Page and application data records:
━━━━━━
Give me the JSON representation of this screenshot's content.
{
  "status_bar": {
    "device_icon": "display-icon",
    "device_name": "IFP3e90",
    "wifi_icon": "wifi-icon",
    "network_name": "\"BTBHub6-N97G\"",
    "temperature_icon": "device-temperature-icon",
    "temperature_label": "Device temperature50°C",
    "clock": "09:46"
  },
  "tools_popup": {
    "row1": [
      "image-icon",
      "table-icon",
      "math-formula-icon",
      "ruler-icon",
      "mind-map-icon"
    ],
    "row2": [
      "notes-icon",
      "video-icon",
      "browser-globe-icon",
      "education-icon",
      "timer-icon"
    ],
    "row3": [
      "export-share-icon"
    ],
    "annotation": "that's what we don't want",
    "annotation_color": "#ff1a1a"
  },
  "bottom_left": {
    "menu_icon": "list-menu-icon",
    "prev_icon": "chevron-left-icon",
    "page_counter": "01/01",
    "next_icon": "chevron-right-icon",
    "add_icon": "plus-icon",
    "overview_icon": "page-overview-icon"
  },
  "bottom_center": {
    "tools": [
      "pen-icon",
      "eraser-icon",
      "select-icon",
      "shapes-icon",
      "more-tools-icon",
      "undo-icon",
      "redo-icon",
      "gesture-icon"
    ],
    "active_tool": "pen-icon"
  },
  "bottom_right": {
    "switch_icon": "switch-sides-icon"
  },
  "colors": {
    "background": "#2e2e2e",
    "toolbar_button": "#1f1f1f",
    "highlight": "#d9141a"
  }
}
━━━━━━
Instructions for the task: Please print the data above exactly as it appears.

Answer section:
Give me the JSON representation of this screenshot's content.
{
  "status_bar": {
    "device_icon": "display-icon",
    "device_name": "IFP3e90",
    "wifi_icon": "wifi-icon",
    "network_name": "\"BTBHub6-N97G\"",
    "temperature_icon": "device-temperature-icon",
    "temperature_label": "Device temperature50°C",
    "clock": "09:46"
  },
  "tools_popup": {
    "row1": [
      "image-icon",
      "table-icon",
      "math-formula-icon",
      "ruler-icon",
      "mind-map-icon"
    ],
    "row2": [
      "notes-icon",
      "video-icon",
      "browser-globe-icon",
      "education-icon",
      "timer-icon"
    ],
    "row3": [
      "export-share-icon"
    ],
    "annotation": "that's what we don't want",
    "annotation_color": "#ff1a1a"
  },
  "bottom_left": {
    "menu_icon": "list-menu-icon",
    "prev_icon": "chevron-left-icon",
    "page_counter": "01/01",
    "next_icon": "chevron-right-icon",
    "add_icon": "plus-icon",
    "overview_icon": "page-overview-icon"
  },
  "bottom_center": {
    "tools": [
      "pen-icon",
      "eraser-icon",
      "select-icon",
      "shapes-icon",
      "more-tools-icon",
      "undo-icon",
      "redo-icon",
      "gesture-icon"
    ],
    "active_tool": "pen-icon"
  },
  "bottom_right": {
    "switch_icon": "switch-sides-icon"
  },
  "colors": {
    "background": "#2e2e2e",
    "toolbar_button": "#1f1f1f",
    "highlight": "#d9141a"
  }
}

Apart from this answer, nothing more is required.